Would you repeat all the lines below, exactly as they stand?

[[ Source data, beginning ]]

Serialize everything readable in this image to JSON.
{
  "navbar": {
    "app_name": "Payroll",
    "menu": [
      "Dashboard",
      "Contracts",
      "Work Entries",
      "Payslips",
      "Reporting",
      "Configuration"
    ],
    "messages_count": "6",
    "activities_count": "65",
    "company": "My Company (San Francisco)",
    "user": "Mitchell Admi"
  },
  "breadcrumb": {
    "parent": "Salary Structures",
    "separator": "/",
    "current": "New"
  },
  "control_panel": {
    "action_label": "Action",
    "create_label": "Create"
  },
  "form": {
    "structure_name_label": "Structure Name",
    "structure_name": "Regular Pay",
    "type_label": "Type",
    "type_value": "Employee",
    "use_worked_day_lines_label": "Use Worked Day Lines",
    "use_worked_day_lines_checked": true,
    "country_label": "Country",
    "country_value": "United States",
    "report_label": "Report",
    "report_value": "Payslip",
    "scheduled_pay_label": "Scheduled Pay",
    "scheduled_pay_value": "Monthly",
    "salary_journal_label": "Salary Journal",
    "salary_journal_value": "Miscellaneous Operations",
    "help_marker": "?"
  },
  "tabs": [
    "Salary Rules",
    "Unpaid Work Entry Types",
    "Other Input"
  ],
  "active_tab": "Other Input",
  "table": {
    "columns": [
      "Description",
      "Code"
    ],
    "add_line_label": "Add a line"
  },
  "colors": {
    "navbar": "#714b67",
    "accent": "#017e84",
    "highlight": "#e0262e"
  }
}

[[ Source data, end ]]

Solution:
Serialize everything readable in this image to JSON.
{
  "navbar": {
    "app_name": "Payroll",
    "menu": [
      "Dashboard",
      "Contracts",
      "Work Entries",
      "Payslips",
      "Reporting",
      "Configuration"
    ],
    "messages_count": "6",
    "activities_count": "65",
    "company": "My Company (San Francisco)",
    "user": "Mitchell Admi"
  },
  "breadcrumb": {
    "parent": "Salary Structures",
    "separator": "/",
    "current": "New"
  },
  "control_panel": {
    "action_label": "Action",
    "create_label": "Create"
  },
  "form": {
    "structure_name_label": "Structure Name",
    "structure_name": "Regular Pay",
    "type_label": "Type",
    "type_value": "Employee",
    "use_worked_day_lines_label": "Use Worked Day Lines",
    "use_worked_day_lines_checked": true,
    "country_label": "Country",
    "country_value": "United States",
    "report_label": "Report",
    "report_value": "Payslip",
    "scheduled_pay_label": "Scheduled Pay",
    "scheduled_pay_value": "Monthly",
    "salary_journal_label": "Salary Journal",
    "salary_journal_value": "Miscellaneous Operations",
    "help_marker": "?"
  },
  "tabs": [
    "Salary Rules",
    "Unpaid Work Entry Types",
    "Other Input"
  ],
  "active_tab": "Other Input",
  "table": {
    "columns": [
      "Description",
      "Code"
    ],
    "add_line_label": "Add a line"
  },
  "colors": {
    "navbar": "#714b67",
    "accent": "#017e84",
    "highlight": "#e0262e"
  }
}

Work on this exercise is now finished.